I lived in the hillside favela, or slum, of Mangueira back then, which at the time was dominated by three separate drug traffickers, each one king of a different part of the hill. The amount of violence was astonishing, but not nearly as much so as the official indifference to it. On the night of my first visit to the headquarters of Mangueira’s famous “school,” or carnival parade association, the president of the association was gunned down a few blocks away. One of my friends, a beautiful young woman by the name of Fia, was strangled to death a few days after carnival.
Shortly after I moved into a room in a house at the top of the hill I watched television with a little boy in the household. We watched a murder scene and he said, “that’s not the way you kill a man,” and demonstrated the right way to twist a knife in someone’s gut. Later I learned that he was the son of one of the hill traffickers, the nice one who provided pencils and chalk for the dismal school, and who was considered so fair that he was called upon to act as judge by the community.
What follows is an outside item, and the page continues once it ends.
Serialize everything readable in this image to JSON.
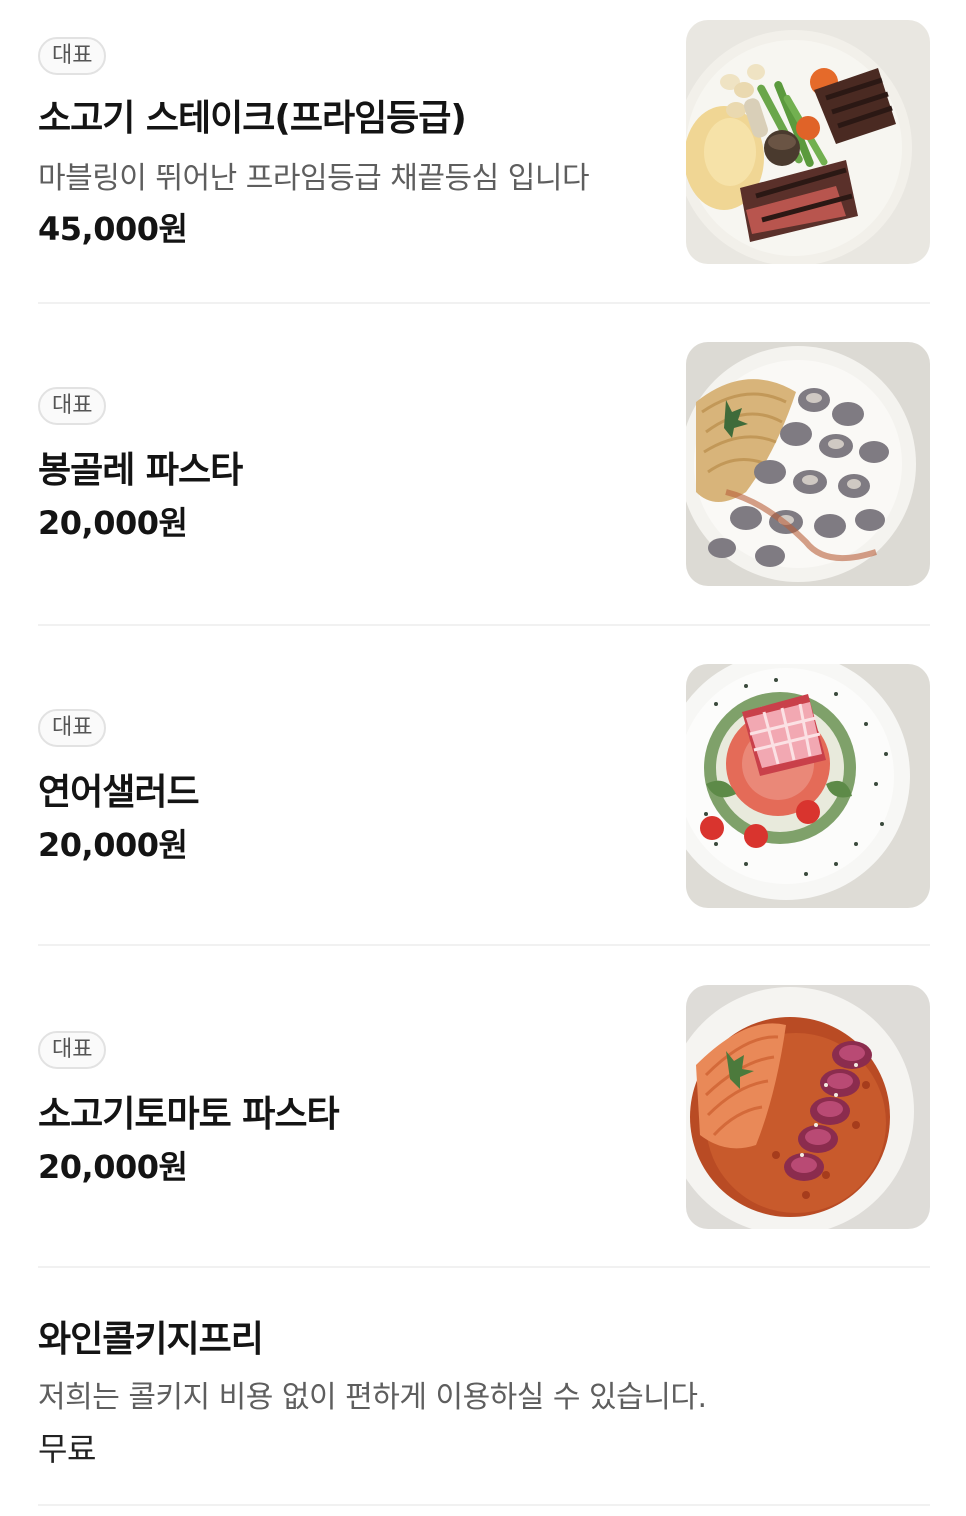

No one expected fair treatment from the police or the justice system. (Even if justice for the guilty in the favela was sometimes a beating, sometimes death.) The traffickers were a principal source of work—mainly delivering and selling drugs and fighting the competition—for the hill youth. Grown men stood in line for hours whenever the city announced an opening for garbage workers, which was, by a very long stretch, the best-paid job and the one with the highest status in Mangueira. But the young men weren’t crazy about drowning in garbage for a living.
In the months between my first visit and Fia’s death I became a sort of unofficial photographer for families who had never owned a photograph of themselves or their children, and so I was invited into many homes and learned that almost without exception—I can remember only one—every family I talked with had a violent death to mourn. All this violence was directly or indirectly related to the ongoing war between the police and the community traffickers, and among the trafficking groups themselves. No case that I can recall was ever brought to trial. Each day it became clearer that the favelas—for Mangueira was only one of hundreds in the city—were being left to drown in their own blood, hidden from view as they were from the prosperous (and white) neighborhoods in the south of the city, and so hard to make behave.
The notable thing about Brazil’s long drug-related crime problem is that the country has never engaged in a US-imposed or -supervised war on drugs. What it’s had instead is a large and prosperous consumer market for cocaine and marijuana, and prohibition laws so lax that in Mangueira I watched people in fancy cars from beachside Rio line up for blocks at the bottom of the hill every weekend, waiting to buy their party dose of drugs, undisturbed by the forces of law and order that chose sometimes to kill and sometimes to jail the favelados.
For years, the myth that developing countries do not have drug problems was cherished in Brazil as elsewhere, but it has no basis. What is true is that traffickers systematically foist drugs onto young people in poor communities so as to create a local market, and that poor addicts in developing countries tend to get the highly dangerous leftovers of rich consumers’ drugs. Brazil is only the latest country to suffer the impact of widespread use of crack.
Is there, in fact, a realistic alternative to prohibition? Suggested options range from an acknowledgment that marijuana is already all but legal in the United States and much of the rest of the world, and should be officially so (it is generally estimated to be the largest moneymaker for the illegal trade), to a regulated approach that would ban advertising of marijuana, restrict its distribution to government outlets, and tax the profits heavily.